Kokkodis delivered his presentation from home, while Professor and James F. Cleary Chair in Finance Jeffrey Pontiff moderated the live chat from his office. Aside from their differing backdrops, the discussion among attendees sounded a lot like the forums of years past. Faculty lobbed nuanced academic inquiries (Does the model consider the impact of predictive shifts in supply and demand in the labor market?), along with a touch of good-humored banter (So what skills should we all learn next?). Curiosity, critical analysis, and the occasional collegial joke—the elements of a strong research culture prevailed.

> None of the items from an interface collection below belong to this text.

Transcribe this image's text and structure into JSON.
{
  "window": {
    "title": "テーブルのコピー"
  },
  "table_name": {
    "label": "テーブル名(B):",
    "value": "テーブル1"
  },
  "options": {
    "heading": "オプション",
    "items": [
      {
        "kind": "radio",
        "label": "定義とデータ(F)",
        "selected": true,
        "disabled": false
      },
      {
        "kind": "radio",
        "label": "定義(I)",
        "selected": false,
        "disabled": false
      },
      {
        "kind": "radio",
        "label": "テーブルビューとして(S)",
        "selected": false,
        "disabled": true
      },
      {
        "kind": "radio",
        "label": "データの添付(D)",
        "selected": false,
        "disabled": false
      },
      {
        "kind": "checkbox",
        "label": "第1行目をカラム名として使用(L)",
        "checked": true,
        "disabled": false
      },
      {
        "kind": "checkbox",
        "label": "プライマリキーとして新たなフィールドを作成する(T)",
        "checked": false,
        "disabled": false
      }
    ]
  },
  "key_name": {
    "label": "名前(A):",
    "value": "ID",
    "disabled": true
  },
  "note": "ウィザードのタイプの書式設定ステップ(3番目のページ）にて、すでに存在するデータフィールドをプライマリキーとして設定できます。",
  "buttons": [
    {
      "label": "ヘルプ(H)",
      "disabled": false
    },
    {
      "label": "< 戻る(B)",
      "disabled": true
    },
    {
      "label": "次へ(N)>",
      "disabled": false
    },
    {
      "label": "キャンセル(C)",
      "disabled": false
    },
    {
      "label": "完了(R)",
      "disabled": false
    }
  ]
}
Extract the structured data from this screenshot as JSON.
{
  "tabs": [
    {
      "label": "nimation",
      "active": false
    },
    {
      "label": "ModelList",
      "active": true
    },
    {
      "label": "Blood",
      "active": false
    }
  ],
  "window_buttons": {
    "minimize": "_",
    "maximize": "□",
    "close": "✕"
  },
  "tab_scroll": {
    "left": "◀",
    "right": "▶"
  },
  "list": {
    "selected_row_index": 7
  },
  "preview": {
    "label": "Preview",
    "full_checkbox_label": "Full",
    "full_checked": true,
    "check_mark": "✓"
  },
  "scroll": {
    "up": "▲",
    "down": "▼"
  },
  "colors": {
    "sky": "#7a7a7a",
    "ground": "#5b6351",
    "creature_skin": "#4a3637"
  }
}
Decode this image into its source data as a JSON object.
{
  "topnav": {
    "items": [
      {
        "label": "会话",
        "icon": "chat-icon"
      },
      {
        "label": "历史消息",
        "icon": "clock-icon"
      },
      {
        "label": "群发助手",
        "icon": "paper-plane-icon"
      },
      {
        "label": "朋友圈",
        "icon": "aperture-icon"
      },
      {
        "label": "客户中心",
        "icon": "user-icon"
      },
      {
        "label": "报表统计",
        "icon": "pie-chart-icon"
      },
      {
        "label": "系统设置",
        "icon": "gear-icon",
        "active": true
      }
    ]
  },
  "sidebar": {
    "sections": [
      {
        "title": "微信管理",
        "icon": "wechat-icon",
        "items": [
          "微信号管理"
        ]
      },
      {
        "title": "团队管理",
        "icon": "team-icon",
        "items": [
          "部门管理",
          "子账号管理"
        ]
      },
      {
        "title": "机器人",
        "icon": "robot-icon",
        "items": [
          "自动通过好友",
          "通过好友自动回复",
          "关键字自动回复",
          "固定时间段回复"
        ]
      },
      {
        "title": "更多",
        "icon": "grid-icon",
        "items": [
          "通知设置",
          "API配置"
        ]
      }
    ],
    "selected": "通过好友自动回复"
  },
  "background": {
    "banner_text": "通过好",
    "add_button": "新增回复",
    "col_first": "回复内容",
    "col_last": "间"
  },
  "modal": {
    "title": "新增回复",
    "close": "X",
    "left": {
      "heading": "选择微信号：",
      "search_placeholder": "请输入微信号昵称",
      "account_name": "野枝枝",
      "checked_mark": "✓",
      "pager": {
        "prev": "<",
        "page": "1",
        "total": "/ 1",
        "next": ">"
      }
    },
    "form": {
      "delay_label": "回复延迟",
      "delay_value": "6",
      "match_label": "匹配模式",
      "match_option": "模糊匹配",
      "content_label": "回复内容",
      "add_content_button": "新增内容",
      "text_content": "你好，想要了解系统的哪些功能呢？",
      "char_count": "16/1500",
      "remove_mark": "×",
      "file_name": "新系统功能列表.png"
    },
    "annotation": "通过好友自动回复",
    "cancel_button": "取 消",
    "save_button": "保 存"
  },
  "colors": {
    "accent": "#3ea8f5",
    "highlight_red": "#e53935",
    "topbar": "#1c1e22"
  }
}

It’s undeniable that social distancing has restricted the kind of stimulating academic interactions that the Carroll School has long sought to foster. Faculty conducting research from their safe havens on and off the Heights are not running into each other as often in passing, or meeting up for coffee and “Good Conversations” (a program sponsored by the Dean’s Office that reimburses faculty for informal lunch meetups where research or teaching is discussed in some depth). 

Even still, the virtual Bartunek Faculty Research Forums held so far this year have been reminiscent of their in-person originals—revealing a scholarly community well-practiced in engaging in an interdisciplinary exchange of ideas. 

Headshot of woman with short white hair in a printed blazer.

Jean Bartunek, Robert A. and Evelyn J. Ferris Chair and Professor of Management and Organization

The first virtual gathering of the year was held on November 3, 2020, and featured Assistant Professor of Finance Francesco D’Acunto, who shared his findings on the promises and pitfalls of robo-advising. Jean Bartunek, who is the Robert A. and Evelyn J. Ferris Chair and Professor of Management and Organization as well as the series’ namesake, noted surprising overlaps between D’Acunto’s field of study and her own, and thanked him “for starting us off in a way that we needed starting off, with a really intriguing talk.”

Suntae Kim, an assistant professor in the Management and Organization department, delivered the third and final Bartunek forum of the year on April 20. Kim researches how successful businesses nimbly adapt their cognitive approaches and develop novel processes in the face of a crisis. His empirical findings from a 22-month ethnographic study of a business incubator in Detroit, which happened to overlap with the city’s 2013 bankruptcy crisis, is pending publication in Administrative Science Quarterly. More recently, Kim has also studied the resilient response of South Korea’s government to the COVID-19 pandemic.

In the meantime, faculty are continuing to engage with scholars from outside the Carroll School as well, at a time of cancelled conferences and restricted out-of-state travel. Each Thursday, an email arrives in their inbox announcing the upcoming week’s “Research Conversations.” These (now virtual) presentations feature prominent academics from universities across the globe, and cover a broad swath of management topics from finance and accounting to marketing and business analytics. In spite of the pandemic, the event series has maintained a steady schedule of presenters, with at least one (and often multiple) Research Conversations taking place on most weeks that classes are in session.

Leslie Ganson, Carroll School News